561 (Fla. 1986). The lawyer should give timely notice of the asserted charging lien by either
filing a notice of lien or otherwise pursuing the lien in the underlying suit. The latter approach is
Unlike a charging lien, a retaining lien may be asserted with respect to amounts owed by
a client for all legal work done on the client’s behalf regardless of whether the materials upon
which the retaining lien is asserted are related to the matter in which the outstanding charges
were incurred. A retaining lien may be asserted on file materials as well as client funds or
property in the lawyer’s possession, and may be asserted whether or not a suit has been filed.
Mones, 486 So.2d at 561.
A lawyer’s right to assert a lien may be limited, however, by the ethical obligation to
avoid foreseeable prejudice to the client’s interests. What papers or documents must be
furnished to a client in a particular case in order to avoid prejudicing the client’s interest therein
will necessarily depend on the specific facts and circumstances involved.
A related issue often arising when a lawyer is discharged is the amount of fee to which
the discharged lawyer is entitled. In Rosenberg v. Levin, 409 So.2d 1016 (Fla. 1982), the Florida
Supreme Court held that a lawyer employed under a valid contract who is discharged without
cause before conclusion of the matter can recover only the reasonable value of the lawyer’s
services, limited by the maximum contract fee. In contingency fee cases, this quantum meruit
action arises only upon successful occurrence of the contingency. Therefore, a lawyer may not
ethically assert a retaining lien for fees allegedly owed in a contingent fee case unless and until
the contingency has occurred. See The Florida Bar v. Doe, 550 So.2d 1111 (Fla. 1989).
Similarly, if lawyer and client have agreed that the client’s repayment of advanced costs and
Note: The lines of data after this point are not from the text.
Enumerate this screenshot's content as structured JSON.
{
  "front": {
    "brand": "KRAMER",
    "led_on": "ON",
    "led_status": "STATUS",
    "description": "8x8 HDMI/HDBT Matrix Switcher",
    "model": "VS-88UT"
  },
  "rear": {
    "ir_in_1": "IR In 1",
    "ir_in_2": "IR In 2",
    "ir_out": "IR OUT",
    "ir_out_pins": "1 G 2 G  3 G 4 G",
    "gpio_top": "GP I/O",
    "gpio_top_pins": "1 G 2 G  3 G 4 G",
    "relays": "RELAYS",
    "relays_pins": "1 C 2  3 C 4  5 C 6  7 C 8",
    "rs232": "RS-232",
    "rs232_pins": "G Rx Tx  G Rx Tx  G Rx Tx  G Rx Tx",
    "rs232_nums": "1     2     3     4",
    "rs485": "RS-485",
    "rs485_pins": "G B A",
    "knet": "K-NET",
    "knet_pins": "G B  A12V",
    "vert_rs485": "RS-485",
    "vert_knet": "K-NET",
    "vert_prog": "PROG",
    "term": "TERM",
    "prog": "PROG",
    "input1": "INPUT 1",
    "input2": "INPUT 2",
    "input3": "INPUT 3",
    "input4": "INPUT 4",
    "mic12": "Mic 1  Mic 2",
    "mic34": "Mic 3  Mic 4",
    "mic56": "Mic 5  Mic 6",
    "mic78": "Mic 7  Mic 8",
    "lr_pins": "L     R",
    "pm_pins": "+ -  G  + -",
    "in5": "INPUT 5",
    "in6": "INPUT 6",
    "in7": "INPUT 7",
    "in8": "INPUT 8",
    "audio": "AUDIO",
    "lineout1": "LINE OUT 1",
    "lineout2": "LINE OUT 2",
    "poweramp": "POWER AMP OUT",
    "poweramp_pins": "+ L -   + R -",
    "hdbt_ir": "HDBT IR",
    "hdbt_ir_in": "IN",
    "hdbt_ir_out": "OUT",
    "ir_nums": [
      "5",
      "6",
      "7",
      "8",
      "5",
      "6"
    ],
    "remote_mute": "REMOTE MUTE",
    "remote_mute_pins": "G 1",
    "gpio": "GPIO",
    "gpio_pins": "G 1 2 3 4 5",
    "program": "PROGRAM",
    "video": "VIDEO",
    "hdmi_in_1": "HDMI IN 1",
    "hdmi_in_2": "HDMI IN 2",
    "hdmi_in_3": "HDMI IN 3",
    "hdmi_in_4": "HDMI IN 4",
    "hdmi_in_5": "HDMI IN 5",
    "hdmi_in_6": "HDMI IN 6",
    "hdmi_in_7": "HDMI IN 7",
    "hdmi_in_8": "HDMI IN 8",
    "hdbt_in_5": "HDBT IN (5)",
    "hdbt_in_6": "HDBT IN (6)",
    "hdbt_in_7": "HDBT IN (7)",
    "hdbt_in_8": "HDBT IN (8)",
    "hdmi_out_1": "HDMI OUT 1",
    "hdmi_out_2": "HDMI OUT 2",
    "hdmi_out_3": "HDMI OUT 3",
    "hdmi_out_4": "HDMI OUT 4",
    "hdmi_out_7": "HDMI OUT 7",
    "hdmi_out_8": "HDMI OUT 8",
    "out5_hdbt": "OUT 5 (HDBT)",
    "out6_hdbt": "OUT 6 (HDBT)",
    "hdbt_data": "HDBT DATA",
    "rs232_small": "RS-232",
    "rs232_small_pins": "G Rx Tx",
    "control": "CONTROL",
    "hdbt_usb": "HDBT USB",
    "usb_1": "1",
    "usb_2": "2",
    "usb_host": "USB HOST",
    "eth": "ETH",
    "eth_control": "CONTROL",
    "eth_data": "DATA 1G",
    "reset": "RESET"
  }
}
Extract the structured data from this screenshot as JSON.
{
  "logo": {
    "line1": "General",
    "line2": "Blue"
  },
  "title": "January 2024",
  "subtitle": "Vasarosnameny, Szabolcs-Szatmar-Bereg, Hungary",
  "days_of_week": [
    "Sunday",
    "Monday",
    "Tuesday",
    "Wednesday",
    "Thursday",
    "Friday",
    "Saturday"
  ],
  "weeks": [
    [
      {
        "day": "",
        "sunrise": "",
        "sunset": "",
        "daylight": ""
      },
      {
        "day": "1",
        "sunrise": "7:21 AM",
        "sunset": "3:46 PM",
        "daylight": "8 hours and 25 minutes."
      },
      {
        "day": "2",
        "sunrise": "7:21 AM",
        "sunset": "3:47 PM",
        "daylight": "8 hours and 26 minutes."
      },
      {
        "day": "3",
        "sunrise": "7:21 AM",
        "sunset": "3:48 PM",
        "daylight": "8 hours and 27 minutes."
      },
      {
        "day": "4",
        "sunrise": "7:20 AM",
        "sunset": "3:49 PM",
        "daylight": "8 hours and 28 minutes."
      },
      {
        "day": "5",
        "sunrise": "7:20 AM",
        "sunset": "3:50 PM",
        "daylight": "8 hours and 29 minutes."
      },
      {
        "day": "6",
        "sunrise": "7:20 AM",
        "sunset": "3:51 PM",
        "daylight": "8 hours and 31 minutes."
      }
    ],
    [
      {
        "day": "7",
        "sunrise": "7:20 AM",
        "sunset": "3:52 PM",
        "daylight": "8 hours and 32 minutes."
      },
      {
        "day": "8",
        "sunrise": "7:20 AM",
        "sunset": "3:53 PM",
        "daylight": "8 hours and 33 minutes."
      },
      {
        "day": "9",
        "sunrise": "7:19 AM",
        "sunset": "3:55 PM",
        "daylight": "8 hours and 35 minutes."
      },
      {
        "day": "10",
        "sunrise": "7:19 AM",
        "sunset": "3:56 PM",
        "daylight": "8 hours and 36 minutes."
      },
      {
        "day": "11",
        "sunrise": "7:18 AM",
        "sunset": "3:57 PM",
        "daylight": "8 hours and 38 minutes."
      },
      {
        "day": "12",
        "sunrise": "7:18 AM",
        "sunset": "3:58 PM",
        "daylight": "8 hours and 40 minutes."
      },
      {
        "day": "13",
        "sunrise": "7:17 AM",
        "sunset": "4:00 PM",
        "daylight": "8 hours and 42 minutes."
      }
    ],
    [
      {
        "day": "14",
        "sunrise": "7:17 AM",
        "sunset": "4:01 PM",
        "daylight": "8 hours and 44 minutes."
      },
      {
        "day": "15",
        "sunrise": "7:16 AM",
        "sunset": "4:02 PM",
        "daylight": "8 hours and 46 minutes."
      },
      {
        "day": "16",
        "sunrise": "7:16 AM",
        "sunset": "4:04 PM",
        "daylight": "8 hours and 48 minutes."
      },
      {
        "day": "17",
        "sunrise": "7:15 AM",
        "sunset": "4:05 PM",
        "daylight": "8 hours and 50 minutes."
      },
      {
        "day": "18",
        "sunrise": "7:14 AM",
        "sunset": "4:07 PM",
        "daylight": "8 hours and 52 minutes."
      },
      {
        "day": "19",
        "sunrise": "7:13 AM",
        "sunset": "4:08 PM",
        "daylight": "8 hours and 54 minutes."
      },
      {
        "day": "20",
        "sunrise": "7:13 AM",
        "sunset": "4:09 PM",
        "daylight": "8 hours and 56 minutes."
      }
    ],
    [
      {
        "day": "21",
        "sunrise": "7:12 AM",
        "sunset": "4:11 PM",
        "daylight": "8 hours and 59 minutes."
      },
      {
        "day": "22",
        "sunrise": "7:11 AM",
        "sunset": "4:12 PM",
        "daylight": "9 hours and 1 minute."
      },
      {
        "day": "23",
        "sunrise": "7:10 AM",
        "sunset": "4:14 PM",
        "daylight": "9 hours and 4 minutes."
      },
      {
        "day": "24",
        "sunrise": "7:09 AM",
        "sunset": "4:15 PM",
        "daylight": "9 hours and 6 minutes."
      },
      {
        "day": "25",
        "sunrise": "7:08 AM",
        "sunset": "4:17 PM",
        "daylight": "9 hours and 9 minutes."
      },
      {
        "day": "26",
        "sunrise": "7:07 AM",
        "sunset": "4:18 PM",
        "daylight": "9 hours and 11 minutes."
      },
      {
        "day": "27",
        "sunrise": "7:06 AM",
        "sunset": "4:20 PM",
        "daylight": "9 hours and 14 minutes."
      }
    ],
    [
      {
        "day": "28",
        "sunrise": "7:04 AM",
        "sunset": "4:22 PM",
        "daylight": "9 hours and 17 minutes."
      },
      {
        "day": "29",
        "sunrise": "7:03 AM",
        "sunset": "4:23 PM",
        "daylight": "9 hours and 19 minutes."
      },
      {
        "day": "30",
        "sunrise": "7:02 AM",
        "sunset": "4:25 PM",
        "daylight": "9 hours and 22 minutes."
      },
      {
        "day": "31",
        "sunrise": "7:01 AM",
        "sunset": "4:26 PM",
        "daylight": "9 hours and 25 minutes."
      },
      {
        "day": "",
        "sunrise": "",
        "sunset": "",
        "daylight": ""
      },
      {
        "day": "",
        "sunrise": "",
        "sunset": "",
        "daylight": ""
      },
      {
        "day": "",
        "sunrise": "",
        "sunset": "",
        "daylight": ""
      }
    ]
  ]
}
expenses is to be contingent on the outcome of the matter, then the lawyer may not ethically
assert a retaining lien for outstanding costs prior to the occurrence of the contingency.